Exercise brief:
Word for word, write the records out again, but omit each picture.
-- Exercise material follows --
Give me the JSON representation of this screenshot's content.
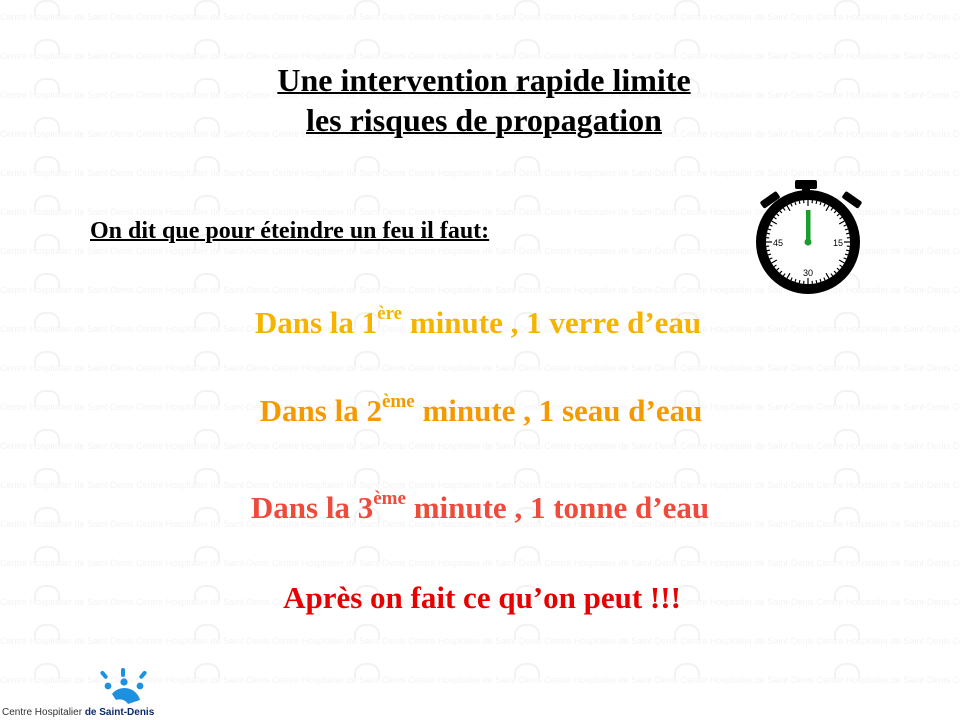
{
  "slide": {
    "title_line1": "Une intervention rapide limite",
    "title_line2": "les risques de propagation",
    "intro": "On dit que pour  éteindre un feu il faut:",
    "lines": [
      {
        "prefix": "Dans la 1",
        "sup": "ère",
        "suffix": " minute , 1 verre d’eau"
      },
      {
        "prefix": "Dans la 2",
        "sup": "ème",
        "suffix": " minute , 1 seau d’eau"
      },
      {
        "prefix": "Dans la 3",
        "sup": "ème",
        "suffix": " minute , 1 tonne d’eau"
      },
      {
        "text": "Après on fait ce qu’on peut !!!"
      }
    ],
    "colors": {
      "line1": "#f4b400",
      "line2": "#f49a00",
      "line3": "#ee4b3d",
      "line4": "#e60000",
      "stopwatch_hand": "#1a9c2e",
      "logo_blue": "#1e90e0"
    }
  },
  "stopwatch": {
    "icon": "stopwatch-icon",
    "labels": [
      "45",
      "15",
      "30"
    ]
  },
  "logo": {
    "icon": "hospital-sun-logo-icon",
    "text_normal": "Centre Hospitalier ",
    "text_bold": "de Saint-Denis"
  },
  "watermark_text": "Centre Hospitalier de Saint-Denis"
}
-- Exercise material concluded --
Your solution:
Give me the JSON representation of this screenshot's content.
{
  "slide": {
    "title_line1": "Une intervention rapide limite",
    "title_line2": "les risques de propagation",
    "intro": "On dit que pour  éteindre un feu il faut:",
    "lines": [
      {
        "prefix": "Dans la 1",
        "sup": "ère",
        "suffix": " minute , 1 verre d’eau"
      },
      {
        "prefix": "Dans la 2",
        "sup": "ème",
        "suffix": " minute , 1 seau d’eau"
      },
      {
        "prefix": "Dans la 3",
        "sup": "ème",
        "suffix": " minute , 1 tonne d’eau"
      },
      {
        "text": "Après on fait ce qu’on peut !!!"
      }
    ],
    "colors": {
      "line1": "#f4b400",
      "line2": "#f49a00",
      "line3": "#ee4b3d",
      "line4": "#e60000",
      "stopwatch_hand": "#1a9c2e",
      "logo_blue": "#1e90e0"
    }
  },
  "stopwatch": {
    "icon": "stopwatch-icon",
    "labels": [
      "45",
      "15",
      "30"
    ]
  },
  "logo": {
    "icon": "hospital-sun-logo-icon",
    "text_normal": "Centre Hospitalier ",
    "text_bold": "de Saint-Denis"
  },
  "watermark_text": "Centre Hospitalier de Saint-Denis"
}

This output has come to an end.